So regular readers will know that when I watched the début of Peter Capaldi’s second series in the TARDIS, I was pleasantly surprised. Having cast my eyes around the interwebs, that wasn’t universally the opinion, but I’m standing by my impressions.
It was funny, it was dark, it was bold, and as the opener to a new series it did what too often New Who has shied away from. The cliffhanger also raises an interesting format, whereby they seem to be going for a collection of two-part episodes, and giving stories two hours to run over. This feels like a little more room for stories to breathe, and a step towards the serials of old.
And given that this blogger grew up on the adventures of Jon Pertwee’s Third Doctor (Reruns, I have to stress -Ed), a character which more than a few times Capaldi’s iteration has harked back to.
Of course, setting up a compelling story is all well and good. New Who has always excelled in that. It‘s the resolution that Moffat et al usually fall down on, and it’s that on which “The Magician’s Apprentice”/”The Witch’s Familiar” will be judged.
The previous season, Peter Capaldi’s first in the leading role, was a hit and miss affair, but it did rather end on a high note with Michelle Gomez’s fantastic “Missy” (The Mistress… As in, The Master, but female. Geddit? -Ed) as the perfect villainous counterpoint for Capaldi’s mad Scotsman. One of the finest climaxes, in fact, since the BBC resurrected the series.
This, though, is the difficult second album of the Twelfth Doctor. In some ways a little more hopeful that it might be a little smoother this time around, given that the episodes here have all been specifically written for the Capaldi, rather than Matt Smith’s leftovers.

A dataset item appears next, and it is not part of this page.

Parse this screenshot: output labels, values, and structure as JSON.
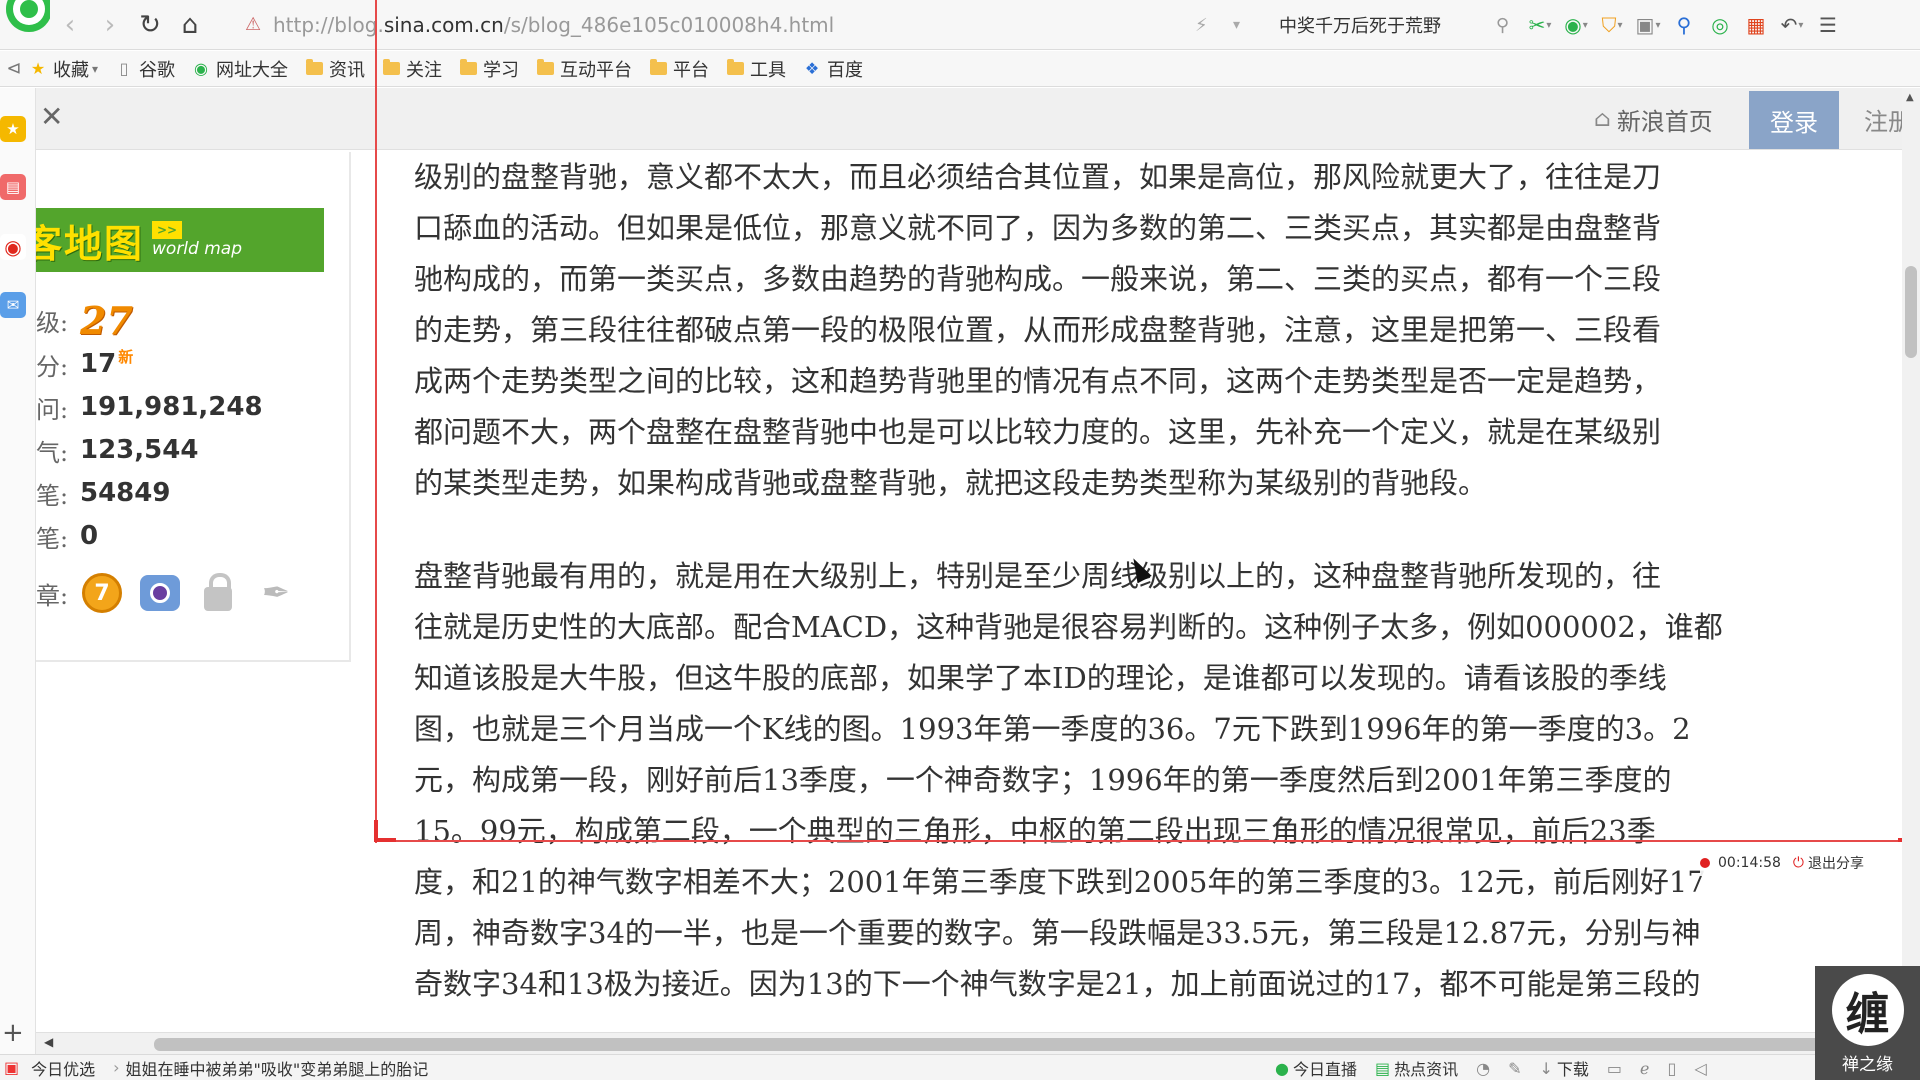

And, having had a glance down the episode list, it looks to me like the episodes are actually structured as a series of two-part stories. Which, from my perspective, sounds great. What we need from this new Doctor is some exploration of the particular character of this incarnation. And Capaldi is just crying out for a darker, grittier sort of Doctor.
After my verdict on Peter Capaldi’s first episode as the Doctor (he was fantastic, but the episode itself a bit inconsistent), there is everything still to play for with this series.
As I said last week, I have a lot of hope for Capaldi’s tenure in the role. He’s an excellent actor, with a great range, and who brings a distinctly different feel to the role than his immediate predecessors. That said, a good actor isn’t enough; he will need the supporting cast, the writing and the direction to make a victory of it.
Honestly, I think it’s a bit of a risk putting the Daleks in Capaldi’s second episode. They are pretty iconographic of the series, but they have been a little overused since the reboot, and have lost a bit of their fear-based charm.
So can Peter Capaldi weave his magic with the Doctor’s old foe, and make them fresh again?
And we’re done. The act has closed, the curtain fallen, Matt Smith has left the building.
I was never the most vocal of his converts, for me David Tenant’s performance in the role is still the modern rendition to aspire to. But Smith has played a good innings, and made the role his own. His rubber-limbed, Easter Island statue-faced antics have been amusing and moving in equal measure.